Why Do We Rake Leaves?

At the last township meeting, the commissioners noted the high cost of the township’s leaf collection program. Collecting leaves across the township takes a large amount of the township’s public works time in the fall. The truck and equipment requires regular maintenance and replacement. The leaves collected by public works are composted and then redistributed as leaf mulch for a fee, again requiring township manpower and trucks in the spring.

If you google leaf removal vs. mulching, however, you find a list of articles telling you to not remove leaves from your lawn. Here’s what Penn State extension has to say,

Must I rake all the leaves?
Answer: Ecologically speaking you do not need to rake leaves, but a heavy layer can smother your lawn grass and prevent new growth in spring. Compacted leaves can promote snow mold diseases that damage turf grass. The easiest way to treat leaves on your lawn is to pass over them with a mower a few times to shred them into small pieces. This method will return nitrogen to the soil as the chipped leaves decompose. In the garden, you can leave them where they fall, so they help insulate plant roots. I rake them and run them over with the mower then return the shredded leaves to the flower beds. If you want to remove leaves from your garden, add them to your compost pile rather than bagging them and hauling them away. Composting leaves is a great way to recycle nutrients.

Here’s some of the other articles:

Mulching leaves back into the soil provides a closed cycle for the nutrients that trees used to create the leaves. It acts as fertilizer for gardens, lawns and trees. By raking and removing leaves, residents are steadily depleting the soil of these important nutrients, thus making it inevitable that fertilizers will have to be used to restore them (at further expense and damage to our waterways through fertilizer runoff). Leaf mulching also provides habitat for some creatures, thus improving local biodiversity. Leaf mulching can be more sustainable as it removes the need for those gas-burning trucks driving around our neighborhood for the entire fall.

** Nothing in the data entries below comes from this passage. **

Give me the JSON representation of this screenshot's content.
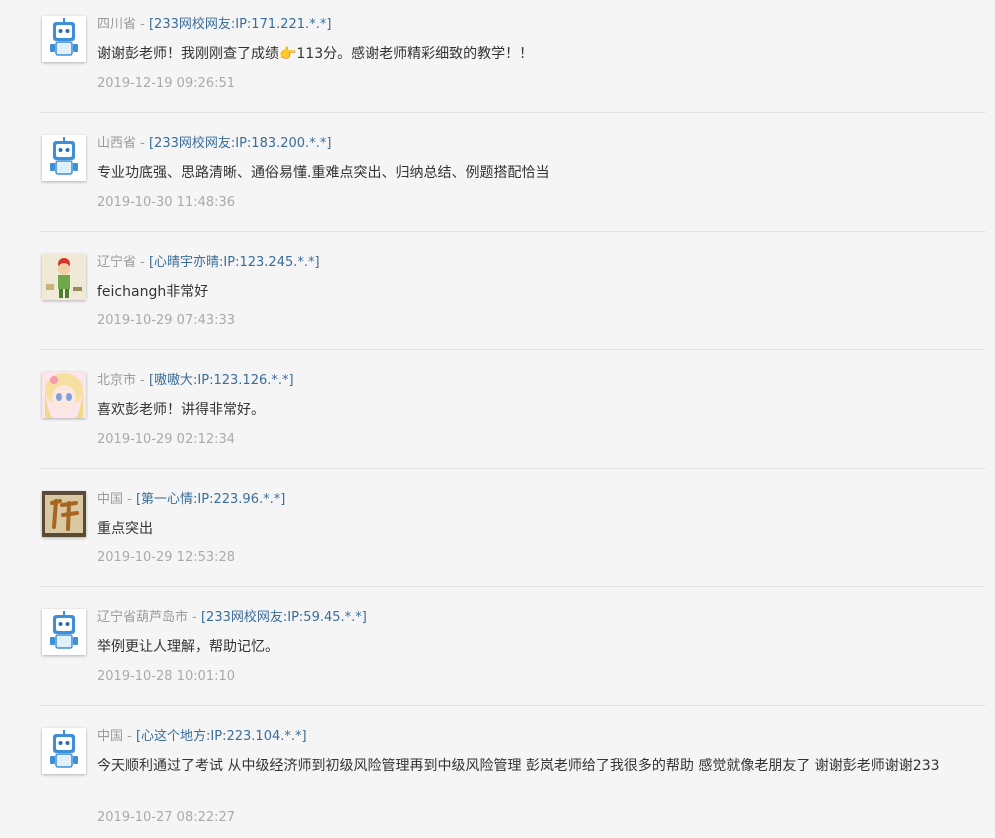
{
  "comments": [
    {
      "region": "四川省",
      "sep": " - ",
      "user": "[233网校网友:IP:171.221.*.*]",
      "text": "谢谢彭老师！我刚刚查了成绩👉113分。感谢老师精彩细致的教学！！",
      "time": "2019-12-19 09:26:51",
      "avatar_icon": "robot-avatar-icon"
    },
    {
      "region": "山西省",
      "sep": " - ",
      "user": "[233网校网友:IP:183.200.*.*]",
      "text": "专业功底强、思路清晰、通俗易懂.重难点突出、归纳总结、例题搭配恰当",
      "time": "2019-10-30 11:48:36",
      "avatar_icon": "robot-avatar-icon"
    },
    {
      "region": "辽宁省",
      "sep": " - ",
      "user": "[心晴宇亦晴:IP:123.245.*.*]",
      "text": "feichangh非常好",
      "time": "2019-10-29 07:43:33",
      "avatar_icon": "cartoon-boy-avatar-icon"
    },
    {
      "region": "北京市",
      "sep": " - ",
      "user": "[嗷嗷大:IP:123.126.*.*]",
      "text": "喜欢彭老师！讲得非常好。",
      "time": "2019-10-29 02:12:34",
      "avatar_icon": "anime-girl-avatar-icon"
    },
    {
      "region": "中国",
      "sep": " - ",
      "user": "[第一心情:IP:223.96.*.*]",
      "text": "重点突出",
      "time": "2019-10-29 12:53:28",
      "avatar_icon": "calligraphy-avatar-icon"
    },
    {
      "region": "辽宁省葫芦岛市",
      "sep": " - ",
      "user": "[233网校网友:IP:59.45.*.*]",
      "text": "举例更让人理解，帮助记忆。",
      "time": "2019-10-28 10:01:10",
      "avatar_icon": "robot-avatar-icon"
    },
    {
      "region": "中国",
      "sep": " - ",
      "user": "[心这个地方:IP:223.104.*.*]",
      "text": "今天顺利通过了考试 从中级经济师到初级风险管理再到中级风险管理 彭岚老师给了我很多的帮助 感觉就像老朋友了 谢谢彭老师谢谢233",
      "time": "2019-10-27 08:22:27",
      "avatar_icon": "robot-avatar-icon"
    }
  ]
}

So leaf removal is expensive, depletes the township’s manpower, is bad for the environment and is bad for the lawns and trees. Which leads to the question, why are we doing this?

Categories: Ramblings